However, he is not limited to this approach. One just needs to look at his other anthologies, including the latest Ramayana, short-listed for the T S  Eliot Prize, retold uniquely from a poet's imaginative slant. I dare you all to buy that, and the other anthologies from this extra-ordinary Diasporic poet. Unlike Salman Rushdie, he needs no help from controversy. So, in honouring him as a Poet-of-the-Month, frankly he honours us.


An Extraordinary Achievement of Excellence as a Poet

Daljit Nagra comes from a Punjabi background. He was born and raised in London then Sheffield. He has won several prestigious prizes for his poetry. In 2004, he won the Forward Prize for Best Individual Poem with Look We Have Coming to Dover! This was also the title of his first collection which was published by Faber & Faber in 2007. This won the South Bank Show Decibel Award, the Forward Prize for Best First Collection and was nominated for The Costa Prize, The Guardian First Book Prize, the Aldeburgh Prize and the Glen Dimplex Award. His second collection, Tippoo Sultan's Incredible White-Man  Eating Tiger-Toy Machine!!! was shortlisted for the TS Eliot Prize. His current book, Ramayana, is shortlisted for the TS Eliot Prize. In 2014 he won the Royal Society of Authors Travelling Scholarship Award.

Daljit's poems have been published in New Yorker, Atlantic Review, London Review of Books, Times Literary Supplement, Poetry Review, Poetry London, Poetry International, Rialto and The North.

He has performed at venues such as Banff, Calgary, Toronto, Bratislava, Galle, Mumbai, Delhi, Orkney, Belfast, Dublin, Rotterdam, Amsterdam, Heidelberg, St Andrews, Edinburgh, Ty Newydd and many places in England.

Daljit has been on the Board of the Poetry Book Society and the Poetry Archive.

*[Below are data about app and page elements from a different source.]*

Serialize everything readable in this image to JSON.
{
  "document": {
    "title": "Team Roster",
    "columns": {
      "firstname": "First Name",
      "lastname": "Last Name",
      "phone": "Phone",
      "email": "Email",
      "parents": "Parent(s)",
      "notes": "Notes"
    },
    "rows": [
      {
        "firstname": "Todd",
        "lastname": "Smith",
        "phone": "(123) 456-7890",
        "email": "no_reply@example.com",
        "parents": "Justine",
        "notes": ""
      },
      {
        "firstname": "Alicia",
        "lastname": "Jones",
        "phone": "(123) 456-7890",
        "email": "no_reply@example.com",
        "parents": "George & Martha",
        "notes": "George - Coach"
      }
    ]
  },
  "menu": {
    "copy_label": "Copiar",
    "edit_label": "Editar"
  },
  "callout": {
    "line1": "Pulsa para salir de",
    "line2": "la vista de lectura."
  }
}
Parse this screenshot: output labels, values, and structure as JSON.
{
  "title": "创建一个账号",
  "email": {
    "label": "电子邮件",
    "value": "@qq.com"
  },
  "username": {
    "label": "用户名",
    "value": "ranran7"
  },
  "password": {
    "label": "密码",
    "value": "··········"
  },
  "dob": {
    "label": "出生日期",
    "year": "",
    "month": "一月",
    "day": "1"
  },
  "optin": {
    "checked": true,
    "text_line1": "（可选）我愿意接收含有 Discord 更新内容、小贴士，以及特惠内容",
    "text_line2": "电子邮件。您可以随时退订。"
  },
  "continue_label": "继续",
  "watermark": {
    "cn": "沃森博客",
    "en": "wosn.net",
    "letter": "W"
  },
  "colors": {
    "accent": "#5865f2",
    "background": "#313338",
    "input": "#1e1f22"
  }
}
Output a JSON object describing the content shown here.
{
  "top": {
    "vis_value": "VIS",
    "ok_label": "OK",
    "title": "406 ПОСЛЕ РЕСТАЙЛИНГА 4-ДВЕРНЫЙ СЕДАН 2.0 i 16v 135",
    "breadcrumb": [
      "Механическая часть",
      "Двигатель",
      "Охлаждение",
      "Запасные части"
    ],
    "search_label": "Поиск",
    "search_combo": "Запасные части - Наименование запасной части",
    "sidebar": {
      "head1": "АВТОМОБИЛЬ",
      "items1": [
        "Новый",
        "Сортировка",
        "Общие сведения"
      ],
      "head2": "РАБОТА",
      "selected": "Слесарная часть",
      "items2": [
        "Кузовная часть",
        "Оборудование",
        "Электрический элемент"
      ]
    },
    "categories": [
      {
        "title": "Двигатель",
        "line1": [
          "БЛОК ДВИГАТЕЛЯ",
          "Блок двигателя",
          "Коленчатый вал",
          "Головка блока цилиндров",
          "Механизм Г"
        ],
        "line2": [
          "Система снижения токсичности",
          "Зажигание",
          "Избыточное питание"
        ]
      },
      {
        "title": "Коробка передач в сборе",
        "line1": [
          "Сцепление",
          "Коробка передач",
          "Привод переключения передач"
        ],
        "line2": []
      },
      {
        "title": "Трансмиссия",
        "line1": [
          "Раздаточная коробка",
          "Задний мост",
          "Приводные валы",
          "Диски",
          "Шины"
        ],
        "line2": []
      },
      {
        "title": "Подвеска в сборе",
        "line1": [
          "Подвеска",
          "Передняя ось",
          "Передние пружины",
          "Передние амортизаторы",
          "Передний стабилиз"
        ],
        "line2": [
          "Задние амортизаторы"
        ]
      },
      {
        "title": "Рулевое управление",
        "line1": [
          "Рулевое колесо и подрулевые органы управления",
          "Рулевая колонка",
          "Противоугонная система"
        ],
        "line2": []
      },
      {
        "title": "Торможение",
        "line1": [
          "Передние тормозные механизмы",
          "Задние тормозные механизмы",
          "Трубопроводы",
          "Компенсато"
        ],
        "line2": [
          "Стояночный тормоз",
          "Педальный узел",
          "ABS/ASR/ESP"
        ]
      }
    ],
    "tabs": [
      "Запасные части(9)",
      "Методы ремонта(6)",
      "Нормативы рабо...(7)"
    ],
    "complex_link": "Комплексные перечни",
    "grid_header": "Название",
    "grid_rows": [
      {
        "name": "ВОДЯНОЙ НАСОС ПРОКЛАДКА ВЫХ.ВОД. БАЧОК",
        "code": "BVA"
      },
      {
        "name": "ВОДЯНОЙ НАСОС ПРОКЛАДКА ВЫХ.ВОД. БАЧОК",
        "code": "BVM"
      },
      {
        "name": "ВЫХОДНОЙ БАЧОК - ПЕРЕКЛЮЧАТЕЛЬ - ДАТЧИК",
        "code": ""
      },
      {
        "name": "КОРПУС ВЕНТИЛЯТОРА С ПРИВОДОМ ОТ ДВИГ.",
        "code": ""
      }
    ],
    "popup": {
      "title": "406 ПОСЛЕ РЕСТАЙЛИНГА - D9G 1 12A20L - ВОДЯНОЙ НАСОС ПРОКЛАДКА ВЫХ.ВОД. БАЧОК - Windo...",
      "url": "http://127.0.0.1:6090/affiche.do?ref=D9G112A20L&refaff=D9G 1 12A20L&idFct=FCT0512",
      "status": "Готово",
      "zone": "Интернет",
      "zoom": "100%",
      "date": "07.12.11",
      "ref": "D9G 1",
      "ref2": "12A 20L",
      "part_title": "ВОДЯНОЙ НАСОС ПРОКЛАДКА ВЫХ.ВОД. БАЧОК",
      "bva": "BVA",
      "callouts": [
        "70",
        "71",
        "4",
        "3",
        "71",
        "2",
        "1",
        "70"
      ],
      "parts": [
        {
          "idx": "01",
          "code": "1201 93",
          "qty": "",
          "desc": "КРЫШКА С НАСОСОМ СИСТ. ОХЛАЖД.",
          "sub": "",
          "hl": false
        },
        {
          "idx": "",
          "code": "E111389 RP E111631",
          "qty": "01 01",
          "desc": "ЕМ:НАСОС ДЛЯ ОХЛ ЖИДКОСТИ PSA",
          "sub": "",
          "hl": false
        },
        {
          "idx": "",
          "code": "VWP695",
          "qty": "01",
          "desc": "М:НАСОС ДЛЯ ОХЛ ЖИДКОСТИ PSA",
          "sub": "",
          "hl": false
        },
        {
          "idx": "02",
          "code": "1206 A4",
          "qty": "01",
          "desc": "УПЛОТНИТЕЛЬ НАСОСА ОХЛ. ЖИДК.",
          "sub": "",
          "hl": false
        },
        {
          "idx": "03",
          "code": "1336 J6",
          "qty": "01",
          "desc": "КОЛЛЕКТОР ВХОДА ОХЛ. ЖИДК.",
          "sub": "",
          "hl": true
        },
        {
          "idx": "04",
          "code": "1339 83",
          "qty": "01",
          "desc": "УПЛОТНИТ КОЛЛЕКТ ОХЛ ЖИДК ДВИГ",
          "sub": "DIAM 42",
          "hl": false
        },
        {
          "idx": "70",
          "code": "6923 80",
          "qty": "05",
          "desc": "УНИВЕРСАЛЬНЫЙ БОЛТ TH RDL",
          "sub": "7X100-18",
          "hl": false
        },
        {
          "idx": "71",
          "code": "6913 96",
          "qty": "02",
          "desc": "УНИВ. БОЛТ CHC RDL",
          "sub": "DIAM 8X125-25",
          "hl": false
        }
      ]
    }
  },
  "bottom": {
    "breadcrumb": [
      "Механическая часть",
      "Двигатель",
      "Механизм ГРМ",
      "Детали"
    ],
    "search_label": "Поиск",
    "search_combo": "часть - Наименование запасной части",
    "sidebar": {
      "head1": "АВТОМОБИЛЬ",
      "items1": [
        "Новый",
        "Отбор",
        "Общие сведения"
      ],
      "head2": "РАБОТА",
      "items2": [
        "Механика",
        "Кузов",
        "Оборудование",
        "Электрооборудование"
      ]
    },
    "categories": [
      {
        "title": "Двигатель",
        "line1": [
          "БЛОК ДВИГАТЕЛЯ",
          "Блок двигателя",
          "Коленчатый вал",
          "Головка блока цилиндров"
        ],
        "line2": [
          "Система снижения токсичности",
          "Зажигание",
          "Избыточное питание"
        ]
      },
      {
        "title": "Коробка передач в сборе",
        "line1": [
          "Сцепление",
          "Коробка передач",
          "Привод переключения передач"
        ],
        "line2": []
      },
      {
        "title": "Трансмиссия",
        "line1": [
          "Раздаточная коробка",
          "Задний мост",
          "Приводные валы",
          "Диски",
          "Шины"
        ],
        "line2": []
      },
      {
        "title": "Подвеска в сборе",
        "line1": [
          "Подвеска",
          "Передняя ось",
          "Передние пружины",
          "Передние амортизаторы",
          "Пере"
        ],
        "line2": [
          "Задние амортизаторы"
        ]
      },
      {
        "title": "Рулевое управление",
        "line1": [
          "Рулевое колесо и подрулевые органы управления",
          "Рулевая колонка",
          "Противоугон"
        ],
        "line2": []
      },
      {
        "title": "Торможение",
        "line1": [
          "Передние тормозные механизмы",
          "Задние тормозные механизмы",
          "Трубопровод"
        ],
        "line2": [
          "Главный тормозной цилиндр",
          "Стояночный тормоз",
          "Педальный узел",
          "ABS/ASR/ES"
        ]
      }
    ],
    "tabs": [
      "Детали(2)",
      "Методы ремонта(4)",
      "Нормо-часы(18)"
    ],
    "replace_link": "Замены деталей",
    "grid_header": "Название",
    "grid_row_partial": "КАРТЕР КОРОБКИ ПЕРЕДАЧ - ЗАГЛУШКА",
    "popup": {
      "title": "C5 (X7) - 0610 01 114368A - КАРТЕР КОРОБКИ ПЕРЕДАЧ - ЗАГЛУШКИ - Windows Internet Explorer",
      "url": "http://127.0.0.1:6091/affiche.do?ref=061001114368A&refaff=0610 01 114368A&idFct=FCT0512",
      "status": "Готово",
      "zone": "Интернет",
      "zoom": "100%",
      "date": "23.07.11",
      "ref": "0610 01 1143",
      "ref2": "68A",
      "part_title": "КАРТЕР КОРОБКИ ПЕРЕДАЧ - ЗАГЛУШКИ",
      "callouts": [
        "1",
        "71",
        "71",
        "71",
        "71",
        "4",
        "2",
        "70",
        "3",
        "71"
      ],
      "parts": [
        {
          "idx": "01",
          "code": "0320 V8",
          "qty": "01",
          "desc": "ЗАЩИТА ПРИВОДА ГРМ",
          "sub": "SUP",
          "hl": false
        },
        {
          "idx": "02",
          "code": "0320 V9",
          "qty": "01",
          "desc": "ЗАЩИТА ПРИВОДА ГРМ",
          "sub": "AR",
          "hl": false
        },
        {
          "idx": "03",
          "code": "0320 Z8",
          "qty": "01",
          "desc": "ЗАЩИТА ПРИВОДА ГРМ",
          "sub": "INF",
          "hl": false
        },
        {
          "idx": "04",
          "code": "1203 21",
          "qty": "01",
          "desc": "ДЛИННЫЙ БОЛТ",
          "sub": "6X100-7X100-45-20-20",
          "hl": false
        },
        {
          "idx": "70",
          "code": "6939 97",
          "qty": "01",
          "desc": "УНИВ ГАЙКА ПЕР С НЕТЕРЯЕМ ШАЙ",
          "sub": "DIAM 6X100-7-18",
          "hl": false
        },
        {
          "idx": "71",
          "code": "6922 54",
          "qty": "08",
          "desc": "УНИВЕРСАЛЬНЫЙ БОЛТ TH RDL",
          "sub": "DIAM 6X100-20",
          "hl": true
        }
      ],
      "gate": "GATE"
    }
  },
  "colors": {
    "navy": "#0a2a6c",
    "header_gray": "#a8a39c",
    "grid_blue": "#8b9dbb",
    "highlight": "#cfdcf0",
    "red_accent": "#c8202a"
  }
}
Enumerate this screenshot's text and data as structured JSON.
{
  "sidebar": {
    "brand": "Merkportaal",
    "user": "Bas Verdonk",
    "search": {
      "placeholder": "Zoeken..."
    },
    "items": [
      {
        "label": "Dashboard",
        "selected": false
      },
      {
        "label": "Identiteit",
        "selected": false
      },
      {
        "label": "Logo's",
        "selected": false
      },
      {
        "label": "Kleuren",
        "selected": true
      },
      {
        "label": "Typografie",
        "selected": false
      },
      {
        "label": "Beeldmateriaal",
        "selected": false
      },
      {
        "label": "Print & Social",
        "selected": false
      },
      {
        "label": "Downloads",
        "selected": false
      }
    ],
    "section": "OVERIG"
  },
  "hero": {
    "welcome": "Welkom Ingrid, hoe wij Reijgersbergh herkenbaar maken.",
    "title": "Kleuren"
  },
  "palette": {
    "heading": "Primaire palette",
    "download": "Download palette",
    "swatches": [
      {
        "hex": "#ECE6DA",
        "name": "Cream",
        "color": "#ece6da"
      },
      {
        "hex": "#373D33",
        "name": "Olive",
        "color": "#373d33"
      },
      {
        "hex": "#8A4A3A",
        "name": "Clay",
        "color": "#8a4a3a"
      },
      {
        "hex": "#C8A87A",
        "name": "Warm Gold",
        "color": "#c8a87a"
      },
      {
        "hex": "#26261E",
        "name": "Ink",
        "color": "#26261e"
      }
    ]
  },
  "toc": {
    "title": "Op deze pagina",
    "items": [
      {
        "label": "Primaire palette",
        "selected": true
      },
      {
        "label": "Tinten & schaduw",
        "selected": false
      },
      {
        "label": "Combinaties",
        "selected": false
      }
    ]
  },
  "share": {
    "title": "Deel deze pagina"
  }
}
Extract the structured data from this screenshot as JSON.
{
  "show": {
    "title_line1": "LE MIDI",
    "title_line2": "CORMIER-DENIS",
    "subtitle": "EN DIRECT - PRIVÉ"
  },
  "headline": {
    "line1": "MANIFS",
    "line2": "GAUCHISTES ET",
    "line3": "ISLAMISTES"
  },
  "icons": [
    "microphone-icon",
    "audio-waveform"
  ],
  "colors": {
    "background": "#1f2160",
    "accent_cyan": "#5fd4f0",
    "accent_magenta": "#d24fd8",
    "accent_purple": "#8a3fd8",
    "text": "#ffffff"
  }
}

He has judged the Samuel Johnson Award 2008, The Guardian First Book Prize 2008, The Foyles Young Poets Competition 2008, The National Poetry Competition 2009, the Costa Poetry category and the overall winner in 2012. He has also hosted the TS Eliot Poetry Readings 2009. He is the Keats' House Poet-In-Residence from July 2014 - June 2015, and he was an Eton College Wisdom Scholar in November 2014.

He is the Lead Poetry Tutor at The Faber Academy and has run workshops all over the world.

He is a regular contributor to BBC radio and has written articles for The Financial Times, The Guardian, The Observer, The Times of India.


Daljit Nagra

Patrons: Lord Parekh & Lord Dholakia

Word Masala Award